Over the centuries, composers have filled their operas with songs about wine and intoxication. My brief desk-top research on this unearthed some gems – see if you recognise any of them:
- Carmen’s Toreador song (Votre toast)
- The drinking chorus in the Flying Dutchman
- “Son vergin vezzosa” from Bellini’s “I Puritani”
- “Fin ch’han dal vino” from Mozart’s “Don Giovanni”
- L’elisir d’amore by Donizetti
- Verdi’s Il Trovatore
- Offenbach’s the Tipsy Waltz
- Libiamo ne’ lieti calici in Verdi’s La Traviata
Terroir, Tenors, and Tipples
I suppose in a superficial way both opera and wine do really share some qualities.

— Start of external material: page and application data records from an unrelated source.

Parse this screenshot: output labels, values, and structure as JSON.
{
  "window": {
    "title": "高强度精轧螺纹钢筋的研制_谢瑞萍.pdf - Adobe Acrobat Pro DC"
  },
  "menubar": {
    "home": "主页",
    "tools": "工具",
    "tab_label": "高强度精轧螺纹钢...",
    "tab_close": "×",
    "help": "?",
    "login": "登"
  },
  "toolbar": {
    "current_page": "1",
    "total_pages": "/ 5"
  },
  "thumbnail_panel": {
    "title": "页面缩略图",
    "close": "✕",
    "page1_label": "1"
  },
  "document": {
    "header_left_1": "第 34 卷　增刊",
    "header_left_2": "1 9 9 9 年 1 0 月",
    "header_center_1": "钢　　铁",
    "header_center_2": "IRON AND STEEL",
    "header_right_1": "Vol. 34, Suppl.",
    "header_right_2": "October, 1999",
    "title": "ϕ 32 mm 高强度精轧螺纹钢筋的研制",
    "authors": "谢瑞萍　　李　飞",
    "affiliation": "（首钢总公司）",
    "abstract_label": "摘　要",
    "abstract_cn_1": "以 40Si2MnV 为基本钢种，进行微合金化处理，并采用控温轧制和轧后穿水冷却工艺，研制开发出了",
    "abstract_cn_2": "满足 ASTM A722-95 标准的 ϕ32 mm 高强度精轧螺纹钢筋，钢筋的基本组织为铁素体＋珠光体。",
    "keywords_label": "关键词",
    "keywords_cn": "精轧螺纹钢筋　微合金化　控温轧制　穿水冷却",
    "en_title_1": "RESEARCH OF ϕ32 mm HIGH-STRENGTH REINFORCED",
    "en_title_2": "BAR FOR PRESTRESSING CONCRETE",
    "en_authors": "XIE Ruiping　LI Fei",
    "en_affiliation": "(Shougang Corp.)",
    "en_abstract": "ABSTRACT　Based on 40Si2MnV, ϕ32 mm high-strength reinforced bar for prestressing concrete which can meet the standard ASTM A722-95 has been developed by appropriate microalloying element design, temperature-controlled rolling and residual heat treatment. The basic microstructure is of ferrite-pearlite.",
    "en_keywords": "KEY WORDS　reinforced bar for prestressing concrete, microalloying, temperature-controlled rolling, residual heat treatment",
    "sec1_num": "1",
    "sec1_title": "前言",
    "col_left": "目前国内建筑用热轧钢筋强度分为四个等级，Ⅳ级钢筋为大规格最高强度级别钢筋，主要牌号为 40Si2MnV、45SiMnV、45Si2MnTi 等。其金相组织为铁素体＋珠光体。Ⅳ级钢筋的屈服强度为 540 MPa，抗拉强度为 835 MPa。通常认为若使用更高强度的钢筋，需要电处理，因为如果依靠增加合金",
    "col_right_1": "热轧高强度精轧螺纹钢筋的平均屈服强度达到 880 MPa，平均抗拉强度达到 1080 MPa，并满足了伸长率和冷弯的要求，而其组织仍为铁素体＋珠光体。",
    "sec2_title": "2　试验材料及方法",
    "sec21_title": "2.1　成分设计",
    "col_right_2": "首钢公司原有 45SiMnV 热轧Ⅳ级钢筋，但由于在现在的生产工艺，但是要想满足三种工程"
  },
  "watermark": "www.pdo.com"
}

Both are intoxicating (pun intended), exciting and hopefully memorable. When I taste a wine I look for its character because for me it will tell me something about someone from somewhere (terroir). Similarly, I’m sure that during a dramatic scene, stage directors give a Tenor champagne rather than red blend. Of course, the drink has to match the mood. As someone once said – if you’re going to be dead by Act III, you load up on Champagne in Act I.In Opera, the wine has to match the mood. As someone once said – if you’re going to be dead by Act III, you load up on Champagne in Act I. Click To Tweet
Opera, Wine and Green Acres
For many years Green Acres has supported the Wexford Festival Opera because we really believe that the two pair together in perfect harmony. With opera, the composer provides the chance for you enter into another world for a few hours through the medium of music. Similarly, to me, wine is also an art form – the grape growing, the winemaking, the ageing etc. Both are an enrichment of the spirit.
My good friend and wine guru Raymond Blake hosts wine tastings at Green Acres during the Wexford Festival Opera each year. Recently when we were planning this year’s schedule, he reminded me of a story that involved a wine bottle and the opera ‘Vanessa’ by Samuel Barber, performed in WFO in 2016.
Raymond went to the dress rehearsal that year and noticed that the bottle they were using in a particular scene was a Bordeaux bottle rather than a Burgundy-shaped bottle (DRC). So what did he do? He popped into Green Acres the following day to get a correctly shaped bottle from Donal Morris (empty, of course). After presenting same to the opera’s props department, David Agler was delighted that the integrity of the Opera was upheld.
And now is the time for me to stick my neck out and recommend some wine pairings with opera. So I’m going to keep this simple – if you’re listening to Puccini or Verdi pair it with something full-bodied such as a cab from Bordeaux. If you’re listening to Donizetti or Mozart maybe something a little more lively like a Chablis or Riesling. And listening to Pavarotti singing any aria – well, of course, anything from a Barolo to a Chianti will suffice.
I’ll finish this short post with a drinking tune that everybody knows. It’s from the 1924 operetta The Student Prince and is titled “Drinking Song” or “Drink, Drink, Drink” It is an exuberant song composed by Sigmund Romberg with lyrics by Dorothy Donnelly. It was a success for tenor Mario Lanza, who performed it in the 1954 movie.
So hopefully we’ll see you during the Wexford Festival be it at the many fringe events, in the National Opera House or here in Green Acres to taste the music and soak up the atmosphere.
As usual, you can contact me if you would like to discuss anything about wines during the Festival – and I know loads of Opera experts as well. Also, if you’d like to receive future blog posts from us, directly to your email, just ‘click’ here.
Enjoy the Festival and we look forward to engaging with you again soon – Cheers, James.